In a firm, crisp voice, the judge reprimanded Kane before sentencing him to prison. As he sat expressionless, I prayed, Please move in his life, Lord.
In many ways, my greatest fear came years later. One morning, a thought came to mind while I prayed: Forgive as you have been forgiven. I read 2 Corinthians 2:9-11: “I wrote for this purpose: to test your character to see if you are obedient in everything. If you forgive anyone, I do too. . . . I have done this so that we may not be taken advantage of by Satan. For we are not ignorant of his schemes” (HCSB).
I prayed, “Show me where I refuse to forgive. Where am I not obedient?”
Immediately, Kane came to mind. I wasn’t surprised. As I watched Daddy’s failing health and lack of insurance; when I allowed fleeting thoughts to imbed themselves and justify my angry heart; or when I described events leading to Kane’s conviction, I knew forgiveness was elusive.
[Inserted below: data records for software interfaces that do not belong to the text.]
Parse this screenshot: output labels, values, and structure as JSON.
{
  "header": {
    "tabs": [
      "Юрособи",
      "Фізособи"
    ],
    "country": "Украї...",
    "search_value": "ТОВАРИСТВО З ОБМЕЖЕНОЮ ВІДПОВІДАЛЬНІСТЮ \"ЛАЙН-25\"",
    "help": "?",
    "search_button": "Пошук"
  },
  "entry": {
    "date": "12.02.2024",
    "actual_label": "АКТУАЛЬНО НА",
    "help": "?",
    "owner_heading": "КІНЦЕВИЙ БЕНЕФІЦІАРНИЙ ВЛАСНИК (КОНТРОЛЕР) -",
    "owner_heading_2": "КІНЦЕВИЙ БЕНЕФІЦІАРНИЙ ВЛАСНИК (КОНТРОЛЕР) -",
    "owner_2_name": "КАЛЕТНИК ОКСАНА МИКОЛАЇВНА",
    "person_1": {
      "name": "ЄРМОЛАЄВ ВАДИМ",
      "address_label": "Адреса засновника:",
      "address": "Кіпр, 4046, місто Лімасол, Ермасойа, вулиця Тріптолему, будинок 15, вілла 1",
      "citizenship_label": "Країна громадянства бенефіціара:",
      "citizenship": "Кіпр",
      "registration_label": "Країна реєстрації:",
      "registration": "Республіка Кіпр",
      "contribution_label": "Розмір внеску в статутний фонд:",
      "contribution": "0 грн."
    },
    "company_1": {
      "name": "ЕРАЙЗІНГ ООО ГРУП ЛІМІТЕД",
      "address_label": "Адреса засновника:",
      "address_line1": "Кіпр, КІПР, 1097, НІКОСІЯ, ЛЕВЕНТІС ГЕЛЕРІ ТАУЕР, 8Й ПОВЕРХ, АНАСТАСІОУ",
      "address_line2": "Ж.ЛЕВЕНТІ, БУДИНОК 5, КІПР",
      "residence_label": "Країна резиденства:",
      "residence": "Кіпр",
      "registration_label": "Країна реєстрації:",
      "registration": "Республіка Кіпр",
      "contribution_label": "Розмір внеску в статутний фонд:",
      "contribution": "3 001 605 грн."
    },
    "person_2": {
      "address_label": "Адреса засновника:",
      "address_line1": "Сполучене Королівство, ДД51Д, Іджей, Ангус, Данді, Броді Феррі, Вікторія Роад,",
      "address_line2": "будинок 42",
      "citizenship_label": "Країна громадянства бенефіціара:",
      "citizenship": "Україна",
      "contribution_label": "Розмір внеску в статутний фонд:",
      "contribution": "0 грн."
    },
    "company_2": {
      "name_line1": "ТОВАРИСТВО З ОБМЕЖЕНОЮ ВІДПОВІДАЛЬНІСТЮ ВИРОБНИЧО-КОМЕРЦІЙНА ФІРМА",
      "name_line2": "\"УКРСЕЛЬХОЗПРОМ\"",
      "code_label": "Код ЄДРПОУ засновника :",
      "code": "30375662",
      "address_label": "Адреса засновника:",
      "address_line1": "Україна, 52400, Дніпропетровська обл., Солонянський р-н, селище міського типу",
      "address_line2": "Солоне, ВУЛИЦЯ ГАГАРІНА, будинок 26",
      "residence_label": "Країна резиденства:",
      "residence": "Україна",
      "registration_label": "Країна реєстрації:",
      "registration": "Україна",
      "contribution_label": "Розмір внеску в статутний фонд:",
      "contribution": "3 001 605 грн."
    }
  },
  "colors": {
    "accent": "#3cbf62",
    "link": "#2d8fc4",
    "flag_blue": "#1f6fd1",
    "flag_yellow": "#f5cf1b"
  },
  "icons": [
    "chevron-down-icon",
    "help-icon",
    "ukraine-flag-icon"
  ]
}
Here I was again: How can I pray for Kane’s well-being when I haven’t forgiven — while I harbor resentment and self-righteous anger? Colossians 3:13 came to mind.“Make allowance for each other’s faults, and forgive anyone who offends you. Remember, the Lord forgave you, so you must forgive others” (NLT).
Forgiveness was not optional; forgiveness was mandatory.
Conversing with God
A new conversation began. It’s time to forgive.
What do you mean, God? I forgave him. Years ago.
People ask, and I simply share the facts. Sure, I’m angry. I can’t just forgive and forget, can I?
It’s time to truly forgive.
Truly forgive? The “seventy times seven” kind of forgiveness Jesus taught? The in-my-heart not-looking-back kind of forgiveness?
So, You’ll stop me mid-sentence when I begin rehashing events? You’ll replace thoughts of his just-due sentence with compassion?
I feared complete surrender. It was different from previous fears; this was all about me. Might my refusal to surrender all of me hinder the transformation God desired to complete in me?
Yes, justice had been done, and Kane was in man’s prison. But I had unwittingly chained myself to a prison that lacked peace. My prayers for Kane, though sincere, belied my resentment and anger. Forgiveness meant releasing a part of myself I had cradled and justified for so long. It was time to trust sovereign God completely.
“Here we go, God.” Tears flowed as I prayed, “I give everyone to You: Kane, Mama, and Daddy. Help me stop repeating the story for my glory or a listener’s reaction. You alone are worthy of glory. Move in Kane’s life. Let me see him as You see him. Thank You for bringing me to this point. Transform me.
“OK, then. In Your strength, I choose to forgive. And please forgive me.
I’d like to say everything became smooth sailing afterward. I can’t.
Daddy’s health spiraled downhill dramatically after the FBI visit. By 2012, he required nursing home care. Mama lived on the farm a few years after Daddy’s passing, but now needs care also.
She occasionally mentions Kane. “I still pray for Kane, his wife, and daughter. I hope he’s straightened out and living for the Lord.”
I think to myself, Yes, Mama. I’m grateful God cares enough to straighten all of us out.
Note: This is a true account on public record, but names and places have been changed.
Scripture quotations marked HCSB are taken from the Holman Christian Standard Bible®, Copyright © 1999, 2000, 2002, 2003, 2009 by Holman Bible Publishers. Used by permission. Holman Christian Standard Bible®, Holman CSB®, and HCSB® are federally registered trademarks of Holman Bible Publishers.